John Espinoza was a police officer for the City of Imperial, California. When the City began to have concerns about Espinoza’s fitness for duty, it ordered him to undergo an examination by a psychologist, Ira Grossman. After examining Espinoza, Grossman gave the opinion that Espinoza was not fit for duty and that he lacked integrity.

Espinoza sued both Grossman and the City. The portion of the lawsuit dealing with Grossman alleged that Grossman’s opinion constituted defamation of character and amounted to the “tort” of intentional infliction of emotional distress.
A federal court not only dismissed Espinoza’s complaint against Grossman, but also required Espinoza to pay Grossman’s attorney’s fees. The case was decided under California’s “Anti-SLAPP” statute, which provides a method for the early dismissal of lawsuits that are perceived as being aimed at deterring “public participation.” Under California’s Anti-SLAPP statute, an individual cannot be sued for statements he or she has made if the statements (1) were made before a legislative, executive, or judicial proceeding, or in any other official proceeding authorized by law; or (2) made in connection with an issue under consideration of review by a legislative or judicial body, or any other official proceeding authorized by law.

The Court found that the fitness-for-duty evaluation arose “from protected activity associated with an administrative proceeding and is properly construed as communications within the scope of Anti-SLAPP protections, irrespective of whether the statements were false. Espinoza has not demonstrated a probability of prevailing on any of his claims against Grossman. He has not shown how the psychologist’s professional assessment he was unfit to continue working as a police officer is ‘provably false,’ as would be required to prevail on his defamation claim.”

Under California’s Anti-SLAPP statute, a defendant who brings his successful motion to strike a complaint is entitled to attorney’s fees. The Court thus ruled that “Grossman is entitled on that basis to recover his attorney’s fees and costs. He shall proceed to substantiate the appropriate amount of his entitled recovery.”

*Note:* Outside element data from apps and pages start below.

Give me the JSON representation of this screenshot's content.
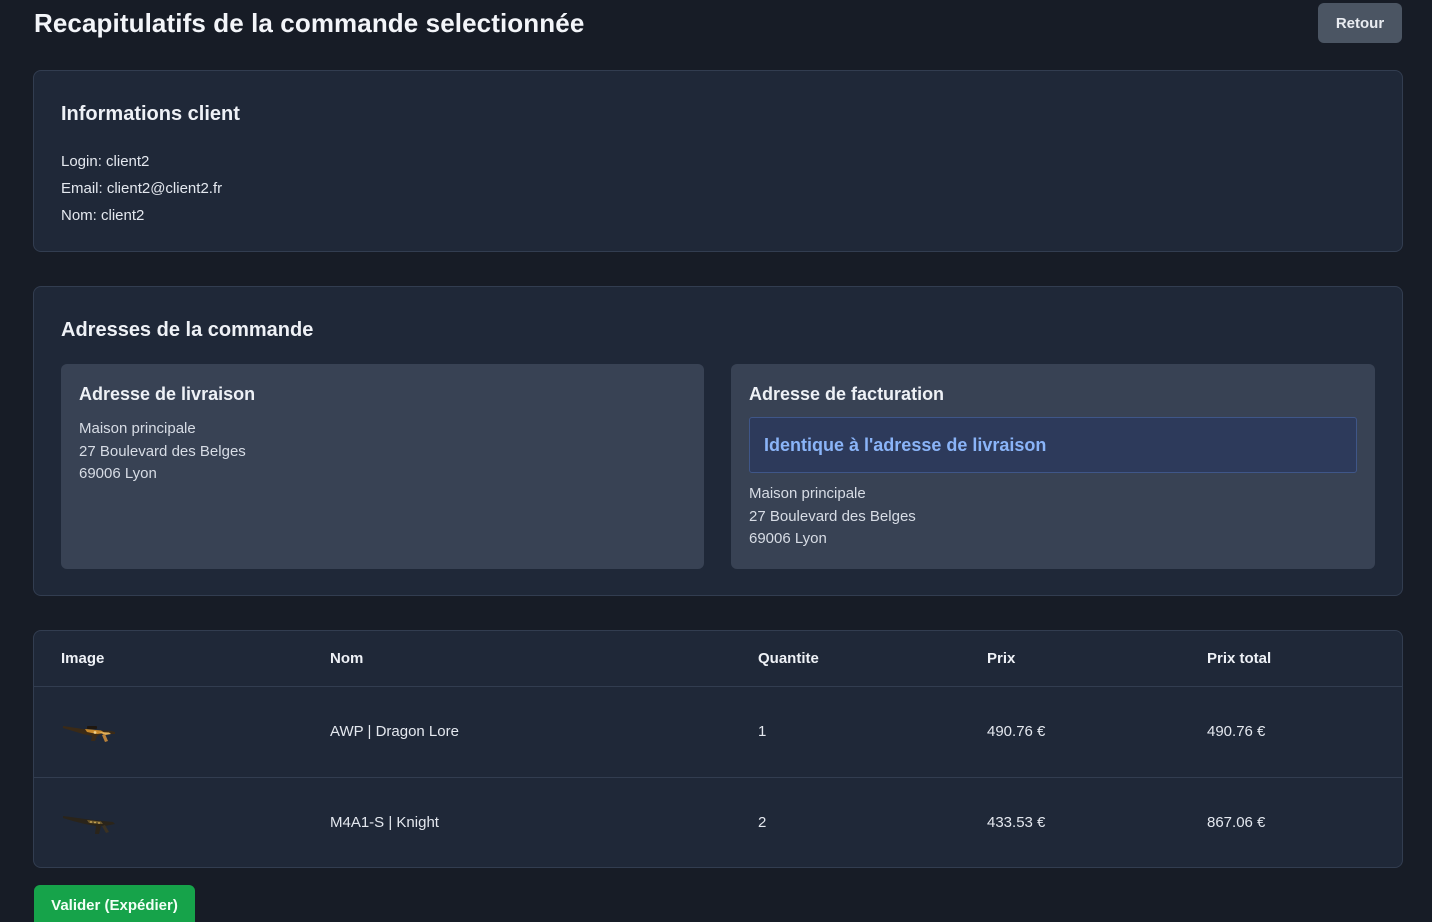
{
  "header": {
    "title": "Recapitulatifs de la commande selectionnée",
    "back_label": "Retour"
  },
  "client": {
    "heading": "Informations client",
    "lines": [
      "Login: client2",
      "Email: client2@client2.fr",
      "Nom: client2"
    ]
  },
  "addresses": {
    "heading": "Adresses de la commande",
    "delivery": {
      "heading": "Adresse de livraison",
      "lines": [
        "Maison principale",
        "27 Boulevard des Belges",
        "69006 Lyon"
      ]
    },
    "billing": {
      "heading": "Adresse de facturation",
      "same_notice": "Identique à l'adresse de livraison",
      "lines": [
        "Maison principale",
        "27 Boulevard des Belges",
        "69006 Lyon"
      ]
    }
  },
  "items_table": {
    "columns": [
      "Image",
      "Nom",
      "Quantite",
      "Prix",
      "Prix total"
    ],
    "rows": [
      {
        "name": "AWP | Dragon Lore",
        "quantity": "1",
        "price": "490.76 €",
        "total": "490.76 €",
        "image_icon": "awp-rifle-icon"
      },
      {
        "name": "M4A1-S | Knight",
        "quantity": "2",
        "price": "433.53 €",
        "total": "867.06 €",
        "image_icon": "m4a1s-rifle-icon"
      }
    ]
  },
  "actions": {
    "validate_label": "Valider (Expédier)"
  },
  "colors": {
    "background": "#171c26",
    "card": "#1f2838",
    "address_box": "#384254",
    "notice_text": "#8ab4f8",
    "validate_button": "#16a34a",
    "back_button": "#4b5563"
  }
}
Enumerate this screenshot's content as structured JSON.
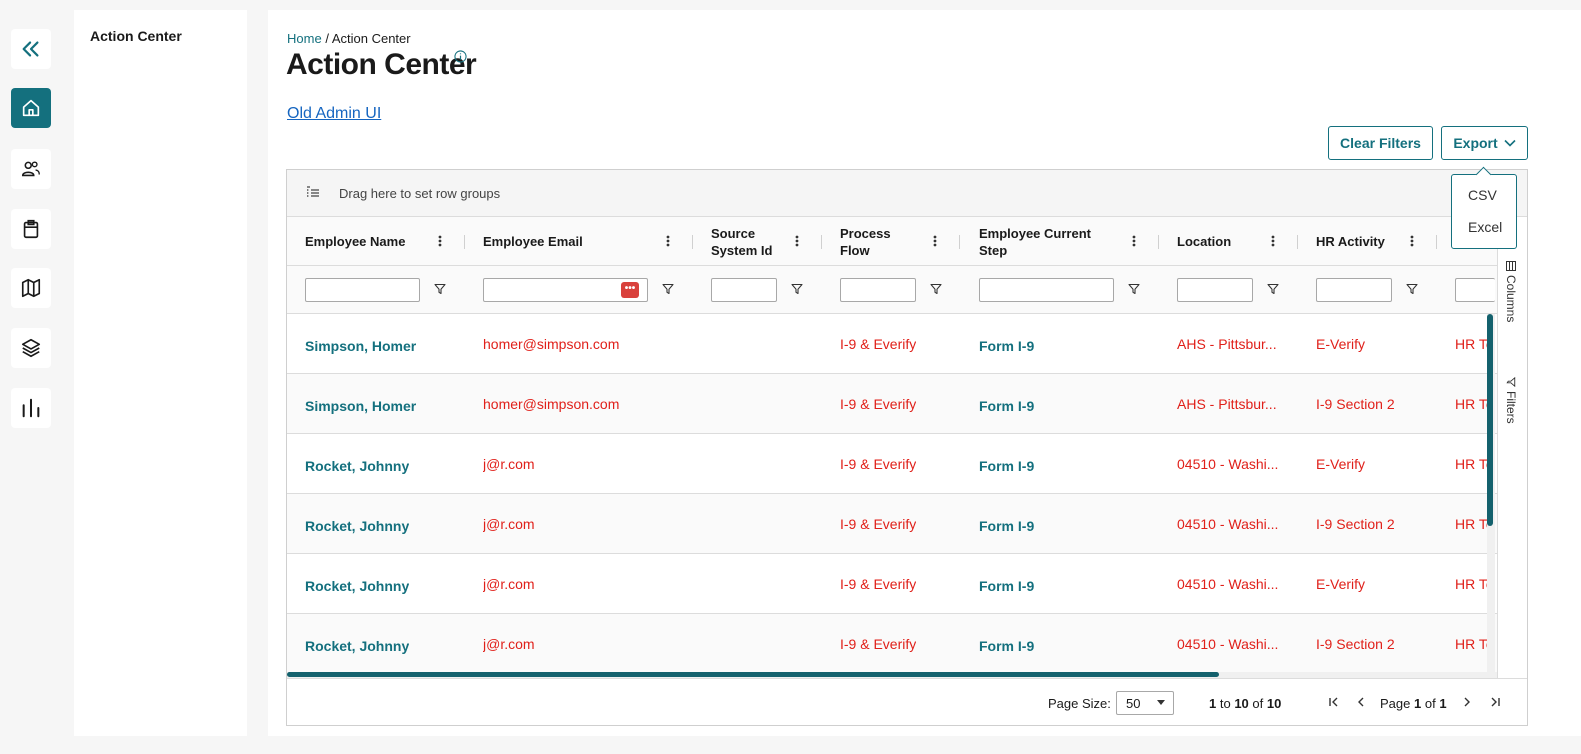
{
  "nav": {
    "collapse_icon": "double-chevron-left-icon",
    "items": [
      {
        "icon": "home-icon",
        "active": true
      },
      {
        "icon": "people-icon",
        "active": false
      },
      {
        "icon": "clipboard-icon",
        "active": false
      },
      {
        "icon": "map-icon",
        "active": false
      },
      {
        "icon": "layers-icon",
        "active": false
      },
      {
        "icon": "bar-chart-icon",
        "active": false
      }
    ]
  },
  "subnav": {
    "title": "Action Center"
  },
  "breadcrumb": {
    "home": "Home",
    "separator": "/",
    "current": "Action Center"
  },
  "page": {
    "title": "Action Center",
    "old_admin_link": "Old Admin UI"
  },
  "toolbar": {
    "clear_filters": "Clear Filters",
    "export": "Export"
  },
  "export_menu": {
    "items": [
      "CSV",
      "Excel"
    ]
  },
  "grid": {
    "group_bar_text": "Drag here to set row groups",
    "columns": [
      {
        "line1": "Employee Name",
        "line2": ""
      },
      {
        "line1": "Employee Email",
        "line2": ""
      },
      {
        "line1": "Source",
        "line2": "System Id"
      },
      {
        "line1": "Process",
        "line2": "Flow"
      },
      {
        "line1": "Employee Current",
        "line2": "Step"
      },
      {
        "line1": "Location",
        "line2": ""
      },
      {
        "line1": "HR Activity",
        "line2": ""
      }
    ],
    "rows": [
      {
        "name": "Simpson, Homer",
        "email": "homer@simpson.com",
        "source": "",
        "flow": "I-9 & Everify",
        "step": "Form I-9",
        "location": "AHS - Pittsbur...",
        "activity": "E-Verify",
        "extra": "HR Te"
      },
      {
        "name": "Simpson, Homer",
        "email": "homer@simpson.com",
        "source": "",
        "flow": "I-9 & Everify",
        "step": "Form I-9",
        "location": "AHS - Pittsbur...",
        "activity": "I-9 Section 2",
        "extra": "HR Te"
      },
      {
        "name": "Rocket, Johnny",
        "email": "j@r.com",
        "source": "",
        "flow": "I-9 & Everify",
        "step": "Form I-9",
        "location": "04510 - Washi...",
        "activity": "E-Verify",
        "extra": "HR Te"
      },
      {
        "name": "Rocket, Johnny",
        "email": "j@r.com",
        "source": "",
        "flow": "I-9 & Everify",
        "step": "Form I-9",
        "location": "04510 - Washi...",
        "activity": "I-9 Section 2",
        "extra": "HR Te"
      },
      {
        "name": "Rocket, Johnny",
        "email": "j@r.com",
        "source": "",
        "flow": "I-9 & Everify",
        "step": "Form I-9",
        "location": "04510 - Washi...",
        "activity": "E-Verify",
        "extra": "HR Te"
      },
      {
        "name": "Rocket, Johnny",
        "email": "j@r.com",
        "source": "",
        "flow": "I-9 & Everify",
        "step": "Form I-9",
        "location": "04510 - Washi...",
        "activity": "I-9 Section 2",
        "extra": "HR Te"
      }
    ],
    "side_tabs": {
      "columns": "Columns",
      "filters": "Filters"
    },
    "password_badge": "•••"
  },
  "pager": {
    "page_size_label": "Page Size:",
    "page_size": "50",
    "from": "1",
    "to_word": "to",
    "to": "10",
    "of_word": "of",
    "total": "10",
    "page_word": "Page",
    "page": "1",
    "page_of_word": "of",
    "pages": "1"
  },
  "colors": {
    "accent": "#14707e",
    "link": "#1565c0",
    "error_text": "#e0201a",
    "badge_red": "#d9413c"
  }
}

Espinoza v. City of Imperial, 2008 WL 2397430 (S.D.Cal. 2008).

This article appears in the September 2008 issue